→ AIM OF THE TASK
From the material below, work out how many lines contain "JSON" and answer with the number only.
═════ DATA EXCERPTS ═════
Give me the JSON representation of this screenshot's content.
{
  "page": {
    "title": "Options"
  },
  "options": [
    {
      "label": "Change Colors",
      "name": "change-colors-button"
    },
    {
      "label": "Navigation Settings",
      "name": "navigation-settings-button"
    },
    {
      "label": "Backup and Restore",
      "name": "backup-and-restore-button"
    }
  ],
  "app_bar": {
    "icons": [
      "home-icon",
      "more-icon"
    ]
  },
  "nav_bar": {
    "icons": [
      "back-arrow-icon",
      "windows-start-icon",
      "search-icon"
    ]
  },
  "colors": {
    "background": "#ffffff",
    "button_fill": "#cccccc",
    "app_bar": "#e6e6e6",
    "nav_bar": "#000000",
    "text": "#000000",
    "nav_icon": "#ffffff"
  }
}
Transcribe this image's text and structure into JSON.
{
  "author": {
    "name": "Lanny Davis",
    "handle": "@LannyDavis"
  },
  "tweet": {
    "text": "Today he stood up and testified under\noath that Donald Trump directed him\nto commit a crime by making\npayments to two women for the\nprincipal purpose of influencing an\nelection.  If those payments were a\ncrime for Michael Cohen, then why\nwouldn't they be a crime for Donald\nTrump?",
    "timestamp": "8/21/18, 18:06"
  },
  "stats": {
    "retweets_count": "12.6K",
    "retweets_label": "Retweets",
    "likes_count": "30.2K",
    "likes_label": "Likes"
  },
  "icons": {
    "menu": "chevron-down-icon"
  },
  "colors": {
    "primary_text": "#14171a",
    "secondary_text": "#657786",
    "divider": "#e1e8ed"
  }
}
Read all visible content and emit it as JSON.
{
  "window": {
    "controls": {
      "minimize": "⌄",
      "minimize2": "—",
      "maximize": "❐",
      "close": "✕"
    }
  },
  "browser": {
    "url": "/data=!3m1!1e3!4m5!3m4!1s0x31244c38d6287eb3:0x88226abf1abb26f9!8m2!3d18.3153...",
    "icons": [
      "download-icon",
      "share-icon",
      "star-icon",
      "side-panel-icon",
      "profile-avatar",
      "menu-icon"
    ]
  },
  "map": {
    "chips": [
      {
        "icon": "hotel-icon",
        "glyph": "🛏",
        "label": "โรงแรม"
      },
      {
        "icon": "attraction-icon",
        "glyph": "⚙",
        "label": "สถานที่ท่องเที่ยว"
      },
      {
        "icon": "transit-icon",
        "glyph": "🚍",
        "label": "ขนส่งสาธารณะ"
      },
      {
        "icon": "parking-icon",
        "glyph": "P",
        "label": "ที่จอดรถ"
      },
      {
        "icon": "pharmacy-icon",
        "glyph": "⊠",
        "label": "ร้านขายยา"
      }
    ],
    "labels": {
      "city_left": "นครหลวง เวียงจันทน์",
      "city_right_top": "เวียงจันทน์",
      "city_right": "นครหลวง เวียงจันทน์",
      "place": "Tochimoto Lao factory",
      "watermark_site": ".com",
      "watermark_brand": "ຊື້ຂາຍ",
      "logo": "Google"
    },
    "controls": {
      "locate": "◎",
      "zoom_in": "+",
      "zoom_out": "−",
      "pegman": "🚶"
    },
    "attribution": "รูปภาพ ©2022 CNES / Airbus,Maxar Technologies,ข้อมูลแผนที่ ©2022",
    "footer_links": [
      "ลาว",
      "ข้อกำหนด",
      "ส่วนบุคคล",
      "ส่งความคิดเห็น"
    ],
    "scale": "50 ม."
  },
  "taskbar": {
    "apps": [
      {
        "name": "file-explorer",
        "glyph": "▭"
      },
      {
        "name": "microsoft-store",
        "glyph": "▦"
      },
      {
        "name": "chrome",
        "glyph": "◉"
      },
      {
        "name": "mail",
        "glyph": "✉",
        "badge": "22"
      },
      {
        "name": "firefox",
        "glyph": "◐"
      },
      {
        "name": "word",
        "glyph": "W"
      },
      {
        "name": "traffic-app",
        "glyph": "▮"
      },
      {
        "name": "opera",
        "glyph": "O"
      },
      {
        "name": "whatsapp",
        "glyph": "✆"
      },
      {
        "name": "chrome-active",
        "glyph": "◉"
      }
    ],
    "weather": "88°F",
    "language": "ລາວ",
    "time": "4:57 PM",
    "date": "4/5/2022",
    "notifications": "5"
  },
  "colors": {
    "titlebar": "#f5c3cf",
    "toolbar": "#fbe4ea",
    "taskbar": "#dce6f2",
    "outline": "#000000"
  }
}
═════
→ RESPONSE
3